“Less than a month and a half ago I was sitting in LA getting MRIs wondering if I was going to surf this winter,” said Kemper, who has had to battle back from a recent injury. “I didn’t do this on my own,” continued Kemper, thanking his trainers, coaches, doctors and family for rallying behind him.
After the swell and winds rose quickly on Day One of the Jaws Challenge, the Big Wave Tour commissioner Mike Parsons was forced to put the contest on hold shortly after men made it through the first heat of Round One. With the surf slightly more manageable on Day Two, it was the wind conditions that proved problematic for the surfers.

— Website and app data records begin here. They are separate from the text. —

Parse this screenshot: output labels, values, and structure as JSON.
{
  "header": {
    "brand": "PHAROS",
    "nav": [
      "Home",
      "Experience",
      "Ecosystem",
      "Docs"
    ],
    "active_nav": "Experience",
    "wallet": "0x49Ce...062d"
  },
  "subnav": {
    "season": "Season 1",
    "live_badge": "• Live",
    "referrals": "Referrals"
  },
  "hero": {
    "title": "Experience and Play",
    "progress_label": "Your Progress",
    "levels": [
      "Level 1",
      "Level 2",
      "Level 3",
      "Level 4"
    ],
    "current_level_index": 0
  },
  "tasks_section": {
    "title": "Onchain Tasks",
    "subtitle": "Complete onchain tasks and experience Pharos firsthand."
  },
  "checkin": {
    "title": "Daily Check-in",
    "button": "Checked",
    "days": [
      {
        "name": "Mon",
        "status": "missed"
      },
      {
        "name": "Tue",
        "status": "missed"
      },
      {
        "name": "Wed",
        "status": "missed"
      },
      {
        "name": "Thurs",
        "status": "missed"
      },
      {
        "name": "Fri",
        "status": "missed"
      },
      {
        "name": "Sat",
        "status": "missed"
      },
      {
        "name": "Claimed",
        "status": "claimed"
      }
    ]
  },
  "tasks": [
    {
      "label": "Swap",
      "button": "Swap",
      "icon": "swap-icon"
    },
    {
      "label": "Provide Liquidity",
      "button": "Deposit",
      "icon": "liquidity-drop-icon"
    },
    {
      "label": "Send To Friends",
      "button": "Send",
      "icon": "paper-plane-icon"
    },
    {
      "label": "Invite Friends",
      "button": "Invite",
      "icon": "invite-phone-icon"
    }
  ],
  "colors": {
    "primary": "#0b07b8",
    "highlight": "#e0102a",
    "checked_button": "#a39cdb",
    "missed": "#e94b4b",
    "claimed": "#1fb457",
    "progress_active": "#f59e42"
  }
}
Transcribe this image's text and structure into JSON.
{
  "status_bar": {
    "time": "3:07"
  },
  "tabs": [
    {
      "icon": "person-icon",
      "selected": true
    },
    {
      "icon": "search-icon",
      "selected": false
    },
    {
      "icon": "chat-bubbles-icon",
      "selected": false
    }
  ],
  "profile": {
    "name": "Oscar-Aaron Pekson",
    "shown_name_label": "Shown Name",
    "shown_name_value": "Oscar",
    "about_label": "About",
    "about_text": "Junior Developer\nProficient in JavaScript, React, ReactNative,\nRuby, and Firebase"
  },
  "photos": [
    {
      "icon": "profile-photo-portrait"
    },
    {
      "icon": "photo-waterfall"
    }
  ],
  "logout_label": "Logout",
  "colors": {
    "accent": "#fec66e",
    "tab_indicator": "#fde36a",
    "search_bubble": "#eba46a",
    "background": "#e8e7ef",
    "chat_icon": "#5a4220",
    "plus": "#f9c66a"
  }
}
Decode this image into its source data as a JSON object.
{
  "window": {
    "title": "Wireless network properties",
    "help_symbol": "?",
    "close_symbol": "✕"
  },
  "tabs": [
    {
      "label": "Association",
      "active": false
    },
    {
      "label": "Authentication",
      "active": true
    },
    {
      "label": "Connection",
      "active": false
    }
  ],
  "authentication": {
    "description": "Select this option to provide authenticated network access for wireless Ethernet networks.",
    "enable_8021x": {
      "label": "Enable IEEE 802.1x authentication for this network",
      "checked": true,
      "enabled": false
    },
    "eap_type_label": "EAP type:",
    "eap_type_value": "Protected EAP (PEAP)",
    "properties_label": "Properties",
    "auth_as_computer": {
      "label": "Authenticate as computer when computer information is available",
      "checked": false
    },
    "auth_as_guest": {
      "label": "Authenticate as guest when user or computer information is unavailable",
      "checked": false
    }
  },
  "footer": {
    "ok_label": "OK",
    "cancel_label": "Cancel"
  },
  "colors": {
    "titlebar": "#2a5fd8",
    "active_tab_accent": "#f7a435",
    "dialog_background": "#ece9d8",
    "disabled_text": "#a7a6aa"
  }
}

“The call was pretty easy. It’s a two-day event. It’s a little windy today, which we knew was going to happen, but so far the surfers are managing really well,” said Parsons early in the morning. “The wave size is 25-to-40-foot faces, for sure. There’s still some solid waves. The most challenging factor is the wind.”
Previous Big Wave Tour commissioner Peter Mel, who was working the webcast, estimated the success to wipeout ratio to be around 50/50.
Enroute to the Final, in Semifinal One it was favorites Layer, Baker and Kemper all advancing as the wind speed reached upwards of 30 mph. The heat started with everyone getting mowed down by a large, frothy set. Taking the brunt of the set on the head, 45-year-old Baker broke his board and his leash, but was able to collect himself in the channel, grab his back-up board and swoop into a solid set wave.
Layer hit his rhythm after Baker’s initial strike. Earning an 8.33 for a tube that saw him come sliding out of the barrel on his back in a cloud of spray, he seized control of the heat and held onto the lead until the end.
“I thought I fell a lot more than I found gems,” laughed Albee from the channel as water drained out of his sinuses. “I just like getting barreled. I honestly don’t really call myself a big-wave surfer. I don’t really chase swells or any of that, but this is my home and I love getting barreled just like any surfer. I think you can get the best barrel in surfing out here, so that’s why I’ve dedicated so much time to that particular part of the reef.”
Meanwhile, Kemper, who has made every final in the history of the Jaws Challenge, was outside of the cutline with 2:30 minutes left. The eventual winner managed to find a wave that allowed him to airdrop to the bottom and pull into a frothy tube, earning a 7.10 for the effort.
With spray whipping through the lineup, the conditions continued to test the competitors in Semifinal Two. The heat was relatively tight until the 10-minute mark, when things broke wide open.
Lenny got rolling with a 9.17, the highest scoring ride of the contest. Rothman answered with a 9.07 of his own. The two finished tied for first, while Maui upstart Larronde edged out former Big Wave World Champion Greg Long to sneak into the final.
In Round One, Larronde sustained one of the most punishing wipeouts of the day. Held up in the wind, he free fell to the bottom — a good 30 feet — before the wave detonated on top of him.
“I just had to go on that thing. Free surfing I probably wouldn’t have gone, but I just sent it,” said Larronde, who came up spitting blood but managed to win the heat. “I got flogged.”
With two events in the books for Big Wave Tour this season, the race for the World Title has tightened up. Baker continues to lead the hunt, but Lenny and Kemper have closed the gap. The final event of the season will be the Mavericks Challenge in Half Moon Bay, California. The waiting period runs through March 31, 2019, and Baker is a former champion there.
(C) Towsurfer.com 2018